# Problem description:
In how many lines of the data does the word "example" appear? Give the number by itself.

# The data:
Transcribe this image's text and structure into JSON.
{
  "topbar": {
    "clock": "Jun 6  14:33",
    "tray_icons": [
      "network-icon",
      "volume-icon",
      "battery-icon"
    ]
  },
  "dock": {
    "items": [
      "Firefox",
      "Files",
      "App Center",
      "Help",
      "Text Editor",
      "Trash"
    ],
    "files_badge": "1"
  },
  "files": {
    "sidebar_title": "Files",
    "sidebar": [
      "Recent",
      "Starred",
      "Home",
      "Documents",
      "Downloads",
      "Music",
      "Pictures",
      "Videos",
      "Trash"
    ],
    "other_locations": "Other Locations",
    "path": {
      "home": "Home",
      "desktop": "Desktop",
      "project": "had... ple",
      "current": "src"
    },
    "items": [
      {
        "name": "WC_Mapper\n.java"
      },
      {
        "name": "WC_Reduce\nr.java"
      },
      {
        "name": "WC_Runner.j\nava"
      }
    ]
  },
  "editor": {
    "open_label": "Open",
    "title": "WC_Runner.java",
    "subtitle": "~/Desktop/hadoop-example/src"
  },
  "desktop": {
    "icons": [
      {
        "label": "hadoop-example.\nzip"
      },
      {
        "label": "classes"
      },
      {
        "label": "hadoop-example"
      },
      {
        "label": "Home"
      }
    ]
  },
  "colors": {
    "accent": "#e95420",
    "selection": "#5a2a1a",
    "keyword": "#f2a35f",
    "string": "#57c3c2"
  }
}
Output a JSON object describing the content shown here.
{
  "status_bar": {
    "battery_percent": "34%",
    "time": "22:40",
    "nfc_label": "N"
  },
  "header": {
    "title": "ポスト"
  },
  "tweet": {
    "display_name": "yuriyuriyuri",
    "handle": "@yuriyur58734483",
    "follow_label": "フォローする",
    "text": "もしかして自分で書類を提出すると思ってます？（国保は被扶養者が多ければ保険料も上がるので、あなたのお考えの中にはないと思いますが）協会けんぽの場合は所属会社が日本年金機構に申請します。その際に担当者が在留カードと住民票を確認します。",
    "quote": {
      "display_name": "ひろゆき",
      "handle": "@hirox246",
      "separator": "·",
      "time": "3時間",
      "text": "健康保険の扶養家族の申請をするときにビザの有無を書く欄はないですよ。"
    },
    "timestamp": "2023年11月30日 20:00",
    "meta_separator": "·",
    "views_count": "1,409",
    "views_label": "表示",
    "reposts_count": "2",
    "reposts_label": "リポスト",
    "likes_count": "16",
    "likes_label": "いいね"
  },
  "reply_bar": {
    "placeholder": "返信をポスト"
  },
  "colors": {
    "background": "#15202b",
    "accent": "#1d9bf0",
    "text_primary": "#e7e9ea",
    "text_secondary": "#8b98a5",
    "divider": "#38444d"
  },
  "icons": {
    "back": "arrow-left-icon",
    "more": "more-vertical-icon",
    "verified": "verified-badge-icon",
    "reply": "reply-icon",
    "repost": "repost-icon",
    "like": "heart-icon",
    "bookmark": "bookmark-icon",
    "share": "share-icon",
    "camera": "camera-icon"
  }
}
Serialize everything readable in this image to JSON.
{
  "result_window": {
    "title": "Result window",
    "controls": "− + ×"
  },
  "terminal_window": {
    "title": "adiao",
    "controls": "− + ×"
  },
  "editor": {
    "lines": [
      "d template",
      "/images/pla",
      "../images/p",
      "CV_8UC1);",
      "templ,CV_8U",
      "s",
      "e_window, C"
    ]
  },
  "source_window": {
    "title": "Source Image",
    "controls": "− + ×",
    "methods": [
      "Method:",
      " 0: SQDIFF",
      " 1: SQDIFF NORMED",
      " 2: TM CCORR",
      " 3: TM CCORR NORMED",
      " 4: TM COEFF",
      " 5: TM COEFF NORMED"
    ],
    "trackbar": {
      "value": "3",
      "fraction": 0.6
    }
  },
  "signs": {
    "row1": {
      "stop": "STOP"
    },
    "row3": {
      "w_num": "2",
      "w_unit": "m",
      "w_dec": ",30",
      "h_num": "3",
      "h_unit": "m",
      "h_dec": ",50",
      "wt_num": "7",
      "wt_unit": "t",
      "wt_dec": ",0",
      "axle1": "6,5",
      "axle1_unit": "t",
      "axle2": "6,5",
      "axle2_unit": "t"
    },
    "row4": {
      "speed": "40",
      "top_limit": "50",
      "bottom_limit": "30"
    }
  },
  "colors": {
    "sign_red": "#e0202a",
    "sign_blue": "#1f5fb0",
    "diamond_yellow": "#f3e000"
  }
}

# Response for this exercise:
3